This Recipe uses:
- Beef cuts
- White onion
- Celery sticks
- Garlic clove
- Bay leaf
- Water (or beef stock)
Pot au feu is a traditional French dish including meat, vegetables and herbs all cooked together in a nourishing stew. The name “pot au feu” in French means “pot on fire”, and as you can imagine, the recipe dates back centuries.
In the Middle ages, it was an open flame in a large fireplace kitchen, slow-cooking meat and vegetables on a boil until it became a hearty ragoût. These days, we don’t need an open flame since there is the Instant pot. (Much safer, you will agree!)
The ingredients are placed in a large cooking pot and are heated until just before boiling point. Beef is usually the meat of choice in a traditional pot au feu, but chicken is also very popular (get the recipe and cooking times here).
The beef cuts used are any type of inexpensive beef that requires cooking for longer periods of time. (That good piece of filet mignon can be eaten on another day.)
The vegetables that are used are those that you have around the house. And the spices used are the traditional French bouquet garni, though I’ve written them in the recipe below so that it is easier to follow.
Pot au feu is typically served in the winter, because it’s a warming stew with a lovely broth that also serves as a soup. (Soups are very popular in France in winter.) But you can serve it any time of the year, it will be just as delicious. So let’s get cooking shall we? Allons-y!
Frequently asked questions
What to serve with it?
In France, a beef pot au feu is traditionally served with pilaf rice or plain rice. But it can also be served with steamed potatoes, mashed potatoes or tagliatelle pasta.
What drinks to serve with it?
As with the Boeuf bourguignon, the beef pot au feu goes quite well with red wine from Burgundy like a Beaune or Côte de Beaune with lower tannins. You can also try a red like the Châteauneuf-du-Pape.
If you prefer white wine, try a Chardonnay from Languedoc-Roussillon.

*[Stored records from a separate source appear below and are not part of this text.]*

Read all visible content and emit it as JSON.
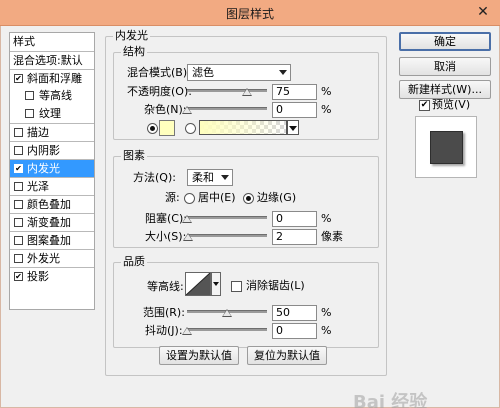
{
  "window": {
    "title": "图层样式",
    "close_glyph": "✕"
  },
  "left_list": {
    "items": [
      {
        "label": "样式",
        "type": "header"
      },
      {
        "label": "混合选项:默认",
        "type": "header"
      },
      {
        "label": "斜面和浮雕",
        "checked": true
      },
      {
        "label": "等高线",
        "checked": false,
        "indent": true
      },
      {
        "label": "纹理",
        "checked": false,
        "indent": true
      },
      {
        "label": "描边",
        "checked": false
      },
      {
        "label": "内阴影",
        "checked": false
      },
      {
        "label": "内发光",
        "checked": true,
        "selected": true
      },
      {
        "label": "光泽",
        "checked": false
      },
      {
        "label": "颜色叠加",
        "checked": false
      },
      {
        "label": "渐变叠加",
        "checked": false
      },
      {
        "label": "图案叠加",
        "checked": false
      },
      {
        "label": "外发光",
        "checked": false
      },
      {
        "label": "投影",
        "checked": true
      }
    ]
  },
  "panel": {
    "title": "内发光",
    "structure": {
      "title": "结构",
      "blend_mode_label": "混合模式(B):",
      "blend_mode_value": "滤色",
      "opacity_label": "不透明度(O):",
      "opacity_value": "75",
      "opacity_level": 0.75,
      "noise_label": "杂色(N):",
      "noise_value": "0",
      "noise_level": 0,
      "percent": "%",
      "swatch_color": "#ffffbe"
    },
    "elements": {
      "title": "图素",
      "method_label": "方法(Q):",
      "method_value": "柔和",
      "source_label": "源:",
      "source_center": "居中(E)",
      "source_edge": "边缘(G)",
      "choke_label": "阻塞(C):",
      "choke_value": "0",
      "choke_level": 0,
      "size_label": "大小(S):",
      "size_value": "2",
      "size_level": 0.01,
      "size_unit": "像素",
      "percent": "%"
    },
    "quality": {
      "title": "品质",
      "contour_label": "等高线:",
      "antialias_label": "消除锯齿(L)",
      "range_label": "范围(R):",
      "range_value": "50",
      "range_level": 0.5,
      "jitter_label": "抖动(J):",
      "jitter_value": "0",
      "jitter_level": 0,
      "percent": "%"
    },
    "buttons": {
      "set_default": "设置为默认值",
      "reset_default": "复位为默认值"
    }
  },
  "right": {
    "ok": "确定",
    "cancel": "取消",
    "new_style": "新建样式(W)...",
    "preview_label": "预览(V)",
    "preview_checked": true
  },
  "watermark": "Bai 经验"
}
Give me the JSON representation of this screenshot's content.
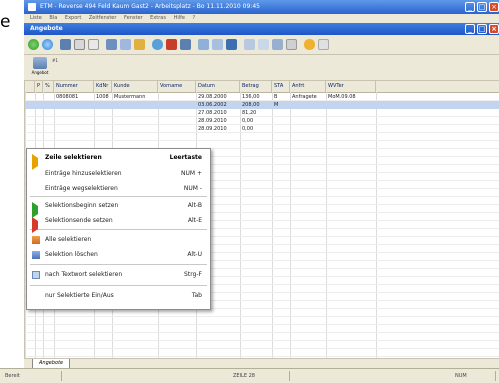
{
  "left_word": "e",
  "window": {
    "title": "ETM - Reverse 494 Feld Kaum Gast2 - Arbeitsplatz - Bo 11.11.2010 09:45",
    "menu": [
      "Liste",
      "Bla",
      "Export",
      "Zeitfenster",
      "Fenster",
      "Extras",
      "Hilfe",
      "?"
    ]
  },
  "frame": {
    "title": "Angebote"
  },
  "subtoolbar": {
    "button_label": "Angebot",
    "badge": "#1"
  },
  "grid": {
    "columns": [
      "",
      "P",
      "%",
      "Nummer",
      "KdNr",
      "Kunde",
      "Vorname",
      "Datum",
      "Betrag",
      "STA",
      "Anfrt",
      "WVTer"
    ],
    "rows": [
      [
        "",
        "",
        "",
        "0808081",
        "1008",
        "Mustermann",
        "",
        "29.08.2000",
        "136,00",
        "B",
        "Anfragete",
        "MoM.09.08"
      ],
      [
        "",
        "",
        "",
        "",
        "",
        "",
        "",
        "03.06.2002",
        "208,00",
        "M",
        "",
        ""
      ],
      [
        "",
        "",
        "",
        "",
        "",
        "",
        "",
        "27.08.2010",
        "81,20",
        "",
        "",
        ""
      ],
      [
        "",
        "",
        "",
        "",
        "",
        "",
        "",
        "28.09.2010",
        "0,00",
        "",
        "",
        ""
      ],
      [
        "",
        "",
        "",
        "",
        "",
        "",
        "",
        "28.09.2010",
        "0,00",
        "",
        "",
        ""
      ]
    ]
  },
  "context_menu": {
    "items": [
      {
        "label": "Zeile selektieren",
        "shortcut": "Leertaste",
        "icon": "arrow-right-yellow-icon",
        "bold": true
      },
      {
        "label": "Einträge hinzuselektieren",
        "shortcut": "NUM +",
        "icon": "",
        "bold": false
      },
      {
        "label": "Einträge wegselektieren",
        "shortcut": "NUM -",
        "icon": "",
        "bold": false
      },
      {
        "label": "Selektionsbeginn setzen",
        "shortcut": "Alt-B",
        "icon": "arrow-right-green-icon",
        "bold": false
      },
      {
        "label": "Selektionsende setzen",
        "shortcut": "Alt-E",
        "icon": "arrow-right-red-icon",
        "bold": false
      },
      {
        "label": "Alle selektieren",
        "shortcut": "",
        "icon": "grid-icon",
        "bold": false
      },
      {
        "label": "Selektion löschen",
        "shortcut": "Alt-U",
        "icon": "table-clear-icon",
        "bold": false
      },
      {
        "label": "nach Textwort selektieren",
        "shortcut": "Strg-F",
        "icon": "text-select-icon",
        "bold": false
      },
      {
        "label": "nur Selektierte Ein/Aus",
        "shortcut": "Tab",
        "icon": "",
        "bold": false
      }
    ]
  },
  "tab": {
    "label": "Angebote"
  },
  "statusbar": {
    "left": "Bereit",
    "center": "ZEILE 28",
    "right": "NUM"
  },
  "colors": {
    "title_blue": "#2b63d0",
    "selection": "#c3d4ef"
  }
}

You can read more about French wines here.
Can you freeze it?
Yes, pot au feu is one of those recipes that tastes better the next day. You can easily put aside portions in a container and put in the freezer. Let it cool, and then place in an airtight glass container.
- 2 pounds of beef cuts (approx. 8-10 pieces of beef)
- 1 white onion chopped up
- 3 carrots sliced
- 2 chopped celery sticks
- 3 chopped leeks
- 1 chopped turnip
- 1 garlic clove chopped up
- 2 sprigs of thyme
- 2 sprigs of parsley
- 1 bay leaf
- 2 cups of water (or beef stock)
- 2 tablespoons of butter
- Salt and pepper to taste
- Wash and peel all the vegetables and add it into the Instant pot
- Place the beef on the top and add the rest of the ingredients.
- Set the Instant Pot to High Pressure for 30 minutes.
- Once the countdown has finished, let the pressure release naturally for 15 minutes.
- Let the Pot au feu rest for 10 minutes on the Keep Warm function.
- Taste to add salt and pepper if necessary.
- Serve while warm.
The traditional Pot au feu recipe usually boils the food in water, but you can use chicken stock for added flavor.
Nutrition Information:Yield: 4 Serving Size: 1
Amount Per Serving: Calories: 614Total Fat: 36gSaturated Fat: 12gTrans Fat: 0gUnsaturated Fat: 20gCholesterol: 228mgSodium: 336mgCarbohydrates: 15gFiber: 3gSugar: 6gProtein: 56g
Note: We are not certified nutritionists and these estimates are approximate. Each individual’s dietary needs and restrictions are unique to the individual. You are ultimately responsible for all decisions pertaining to your health. This website is written and produced for informational purposes only.
If you enjoyed that, check out our other classic French recipes that are easy to prepare. Bon appétit and à bientôt!